First off, let me say that motors are my personal area of weakness.
Knowing that they are my area of weakness, I’ve tended to try to avoid them.
However, I have a small job now for an existing customer, that I think would be a good job to review motor basics as covered by the CEC.
The customer has a small shop and wants to hook up a compressor.
The compressor is 240V and the nameplate says 15A.
The compressor has a thermally protected motor and an on/ off switch.
The panel feeding power is an old one with plug fuses and is within M of the compressor.
Because the compressor has a switch and is thermally protected, I can just feed it with 12/2 and fuse it between 20A up to a max. of 45A.
See 14-510 and 28-200 to 28-204
Now some confirmations please relating to motors.
If the compressor didn’t have a switch, then I would need a disconnect switch. A 20A DPST switch would work for this purpose. Correct?
Sorry, see 14-510 and maybe it does
If the compressor didn’t have a switch but the circuit was fed through a breaker panel, then would the circuit breaker count as the disconnect switch?
Yes per 28-600 to 28-604
If the compressor motor wasn’t thermally protected, what would be the most cost effective method of providing this?
A manual motor switch with integral overloads might do it but be careful about whether it will restart automatically.
Thanks in advance. Sorry for the long post.
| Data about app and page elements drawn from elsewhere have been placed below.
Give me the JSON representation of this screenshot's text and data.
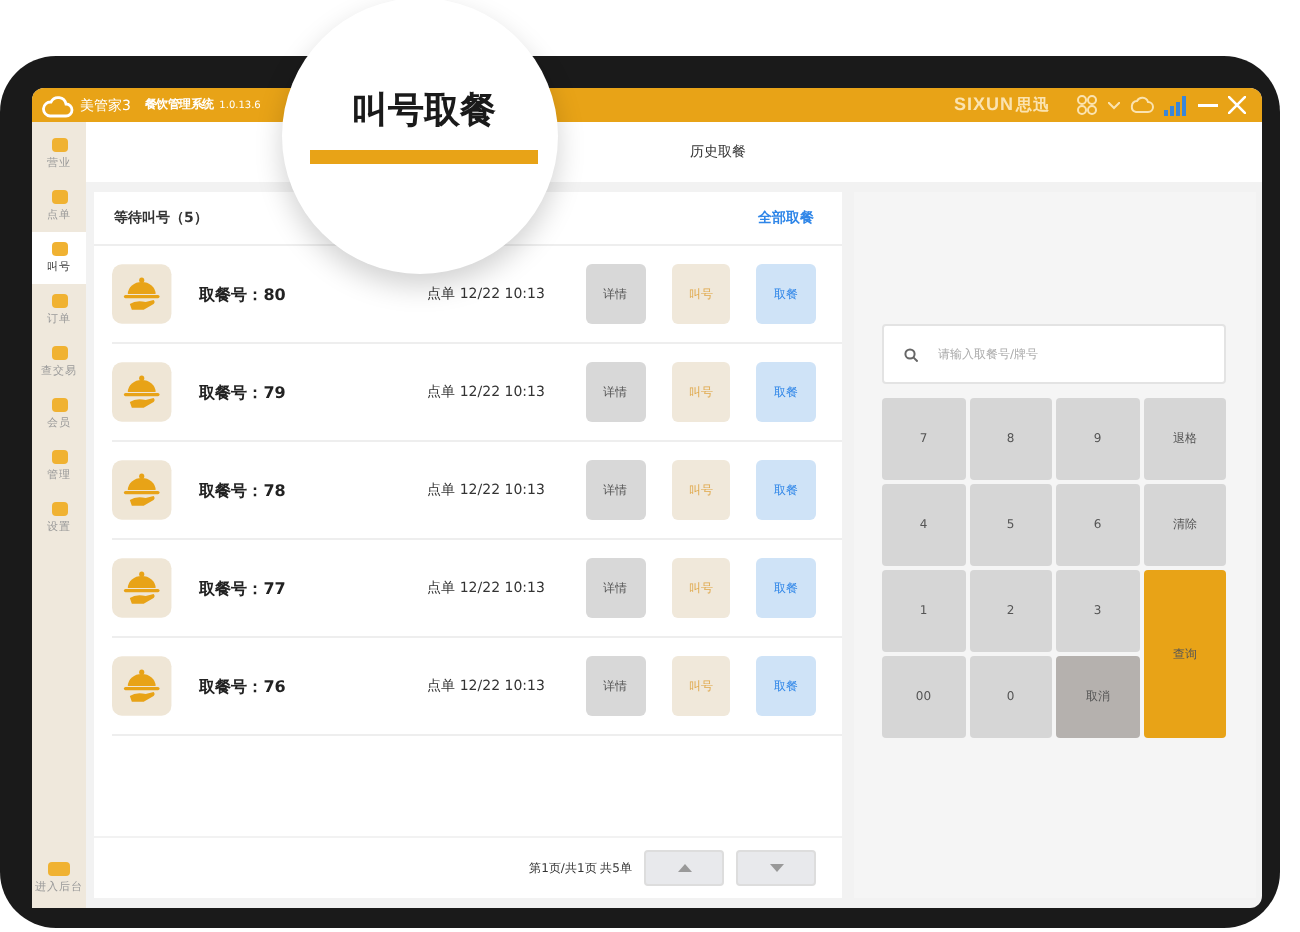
{
  "title_bar": {
    "logo": "美管家3",
    "app_name": "餐饮管理系统",
    "version": "1.0.13.6",
    "brand": "SIXUN",
    "brand_cn": "思迅"
  },
  "sidebar": {
    "items": [
      {
        "label": "营业",
        "selected": false
      },
      {
        "label": "点单",
        "selected": false
      },
      {
        "label": "叫号",
        "selected": true
      },
      {
        "label": "订单",
        "selected": false
      },
      {
        "label": "查交易",
        "selected": false
      },
      {
        "label": "会员",
        "selected": false
      },
      {
        "label": "管理",
        "selected": false
      },
      {
        "label": "设置",
        "selected": false
      }
    ],
    "footer": "进入后台"
  },
  "tabs": [
    {
      "label": "叫号取餐",
      "selected": true
    },
    {
      "label": "历史取餐",
      "selected": false
    }
  ],
  "queue": {
    "title": "等待叫号（5）",
    "action": "全部取餐",
    "rows": [
      {
        "number_label": "取餐号：80",
        "time": "点单 12/22 10:13",
        "buttons": [
          "详情",
          "叫号",
          "取餐"
        ]
      },
      {
        "number_label": "取餐号：79",
        "time": "点单 12/22 10:13",
        "buttons": [
          "详情",
          "叫号",
          "取餐"
        ]
      },
      {
        "number_label": "取餐号：78",
        "time": "点单 12/22 10:13",
        "buttons": [
          "详情",
          "叫号",
          "取餐"
        ]
      },
      {
        "number_label": "取餐号：77",
        "time": "点单 12/22 10:13",
        "buttons": [
          "详情",
          "叫号",
          "取餐"
        ]
      },
      {
        "number_label": "取餐号：76",
        "time": "点单 12/22 10:13",
        "buttons": [
          "详情",
          "叫号",
          "取餐"
        ]
      }
    ],
    "pagination": "第1页/共1页 共5单"
  },
  "keypad": {
    "placeholder": "请输入取餐号/牌号",
    "keys": [
      {
        "label": "7",
        "kind": "digit"
      },
      {
        "label": "8",
        "kind": "digit"
      },
      {
        "label": "9",
        "kind": "digit"
      },
      {
        "label": "退格",
        "kind": "action"
      },
      {
        "label": "4",
        "kind": "digit"
      },
      {
        "label": "5",
        "kind": "digit"
      },
      {
        "label": "6",
        "kind": "digit"
      },
      {
        "label": "清除",
        "kind": "action"
      },
      {
        "label": "1",
        "kind": "digit"
      },
      {
        "label": "2",
        "kind": "digit"
      },
      {
        "label": "3",
        "kind": "digit"
      },
      {
        "label": "查询",
        "kind": "submit"
      },
      {
        "label": "00",
        "kind": "digit"
      },
      {
        "label": "0",
        "kind": "digit"
      },
      {
        "label": "取消",
        "kind": "cancel"
      }
    ]
  }
}
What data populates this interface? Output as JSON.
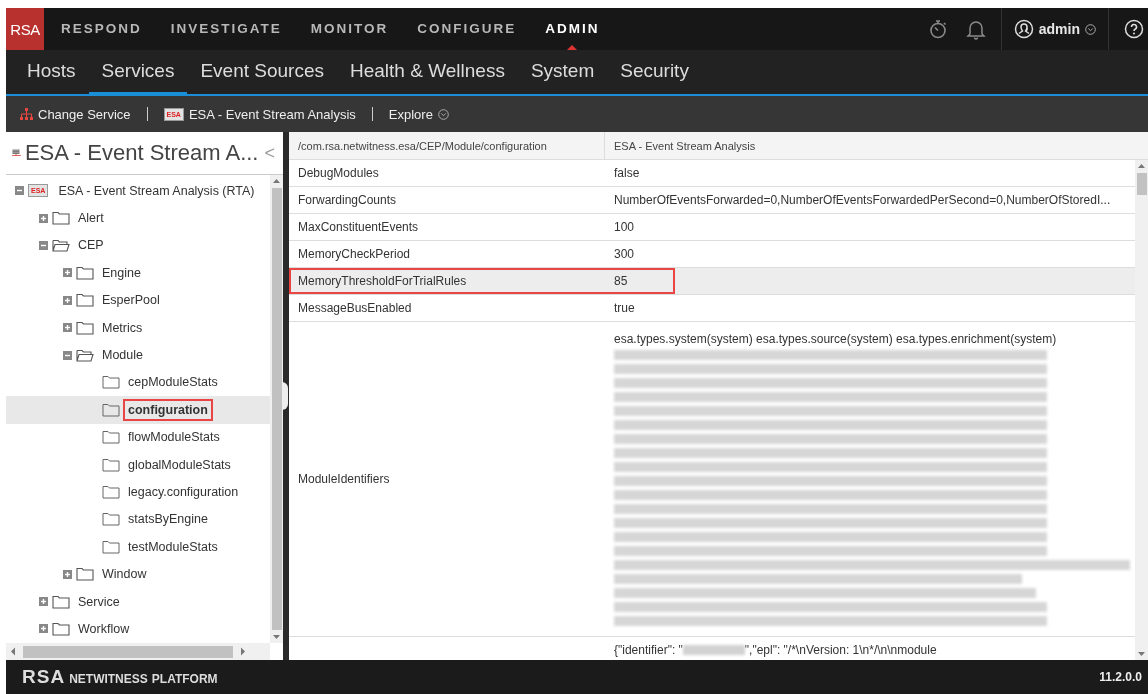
{
  "top_nav": {
    "logo": "RSA",
    "items": [
      {
        "label": "RESPOND",
        "selected": false
      },
      {
        "label": "INVESTIGATE",
        "selected": false
      },
      {
        "label": "MONITOR",
        "selected": false
      },
      {
        "label": "CONFIGURE",
        "selected": false
      },
      {
        "label": "ADMIN",
        "selected": true
      }
    ],
    "user": "admin"
  },
  "sub_nav": [
    {
      "label": "Hosts",
      "selected": false
    },
    {
      "label": "Services",
      "selected": true
    },
    {
      "label": "Event Sources",
      "selected": false
    },
    {
      "label": "Health & Wellness",
      "selected": false
    },
    {
      "label": "System",
      "selected": false
    },
    {
      "label": "Security",
      "selected": false
    }
  ],
  "toolbar": {
    "change_service": "Change Service",
    "service_badge": "ESA",
    "service": "ESA - Event Stream Analysis",
    "explore": "Explore"
  },
  "tree_panel": {
    "title": "ESA - Event Stream A...",
    "collapse": "<",
    "tree": [
      {
        "label": "ESA - Event Stream Analysis (RTA)",
        "kind": "service",
        "badge": "ESA",
        "expanded": true,
        "selected": false,
        "outlined": false,
        "children": [
          {
            "label": "Alert",
            "kind": "folder",
            "expanded": false,
            "selected": false,
            "outlined": false
          },
          {
            "label": "CEP",
            "kind": "folder",
            "expanded": true,
            "selected": false,
            "outlined": false,
            "children": [
              {
                "label": "Engine",
                "kind": "folder",
                "expanded": false,
                "selected": false,
                "outlined": false
              },
              {
                "label": "EsperPool",
                "kind": "folder",
                "expanded": false,
                "selected": false,
                "outlined": false
              },
              {
                "label": "Metrics",
                "kind": "folder",
                "expanded": false,
                "selected": false,
                "outlined": false
              },
              {
                "label": "Module",
                "kind": "folder",
                "expanded": true,
                "selected": false,
                "outlined": false,
                "children": [
                  {
                    "label": "cepModuleStats",
                    "kind": "leaf",
                    "selected": false,
                    "outlined": false
                  },
                  {
                    "label": "configuration",
                    "kind": "leaf",
                    "selected": true,
                    "outlined": true
                  },
                  {
                    "label": "flowModuleStats",
                    "kind": "leaf",
                    "selected": false,
                    "outlined": false
                  },
                  {
                    "label": "globalModuleStats",
                    "kind": "leaf",
                    "selected": false,
                    "outlined": false
                  },
                  {
                    "label": "legacy.configuration",
                    "kind": "leaf",
                    "selected": false,
                    "outlined": false
                  },
                  {
                    "label": "statsByEngine",
                    "kind": "leaf",
                    "selected": false,
                    "outlined": false
                  },
                  {
                    "label": "testModuleStats",
                    "kind": "leaf",
                    "selected": false,
                    "outlined": false
                  }
                ]
              },
              {
                "label": "Window",
                "kind": "folder",
                "expanded": false,
                "selected": false,
                "outlined": false
              }
            ]
          },
          {
            "label": "Service",
            "kind": "folder",
            "expanded": false,
            "selected": false,
            "outlined": false
          },
          {
            "label": "Workflow",
            "kind": "folder",
            "expanded": false,
            "selected": false,
            "outlined": false
          }
        ]
      }
    ]
  },
  "table": {
    "columns": [
      "/com.rsa.netwitness.esa/CEP/Module/configuration",
      "ESA - Event Stream Analysis"
    ],
    "rows": [
      {
        "name": "DebugModules",
        "value": "false",
        "kind": "plain",
        "selected": false,
        "outlined": false
      },
      {
        "name": "ForwardingCounts",
        "value": "NumberOfEventsForwarded=0,NumberOfEventsForwardedPerSecond=0,NumberOfStoredI...",
        "kind": "plain",
        "selected": false,
        "outlined": false
      },
      {
        "name": "MaxConstituentEvents",
        "value": "100",
        "kind": "plain",
        "selected": false,
        "outlined": false
      },
      {
        "name": "MemoryCheckPeriod",
        "value": "300",
        "kind": "plain",
        "selected": false,
        "outlined": false
      },
      {
        "name": "MemoryThresholdForTrialRules",
        "value": "85",
        "kind": "plain",
        "selected": true,
        "outlined": true
      },
      {
        "name": "MessageBusEnabled",
        "value": "true",
        "kind": "plain",
        "selected": false,
        "outlined": false
      },
      {
        "name": "ModuleIdentifiers",
        "value": "esa.types.system(system) esa.types.source(system) esa.types.enrichment(system)",
        "kind": "redacted_list",
        "selected": false,
        "outlined": false
      },
      {
        "value": "{\"identifier\": \"",
        "value_after": "\",\"epl\": \"/*\\nVersion: 1\\n*/\\n\\nmodule",
        "kind": "redacted_inline",
        "selected": false,
        "outlined": false
      }
    ]
  },
  "footer": {
    "brand": "RSA",
    "product": "NETWITNESS",
    "product_suffix": "PLATFORM",
    "version": "11.2.0.0"
  }
}
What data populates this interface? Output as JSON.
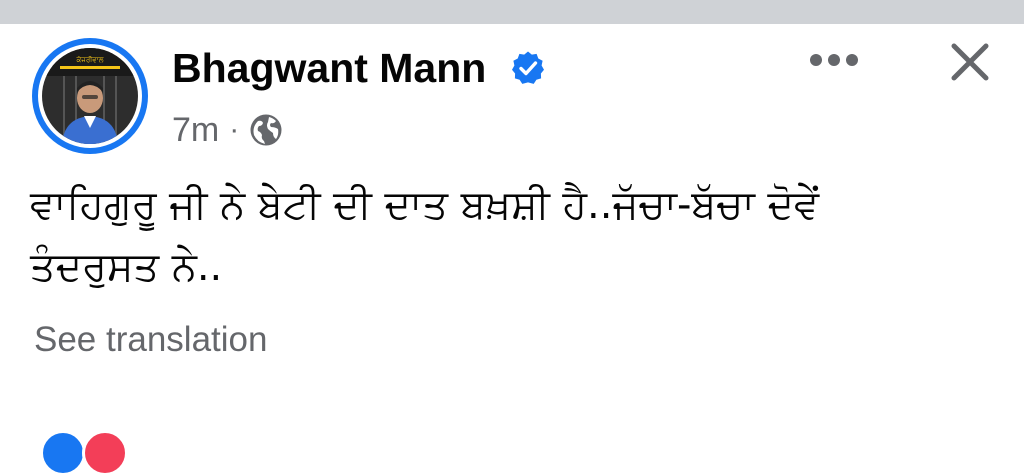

Bruce we never get better when we avoid particular work because we don't know the answer. Glad to see you are trying.
If it were not for the danger presented by moving parts and the need to up size the over current devices then motors would be easy. BTW the on off switch might serve as a disconnecting means. Good luck and stop letting your current abilities determine your future abilities. These are opportunities to expand your competencies. Time to open section 28 and get comfortable but not too comfortable as that can lead to complacency.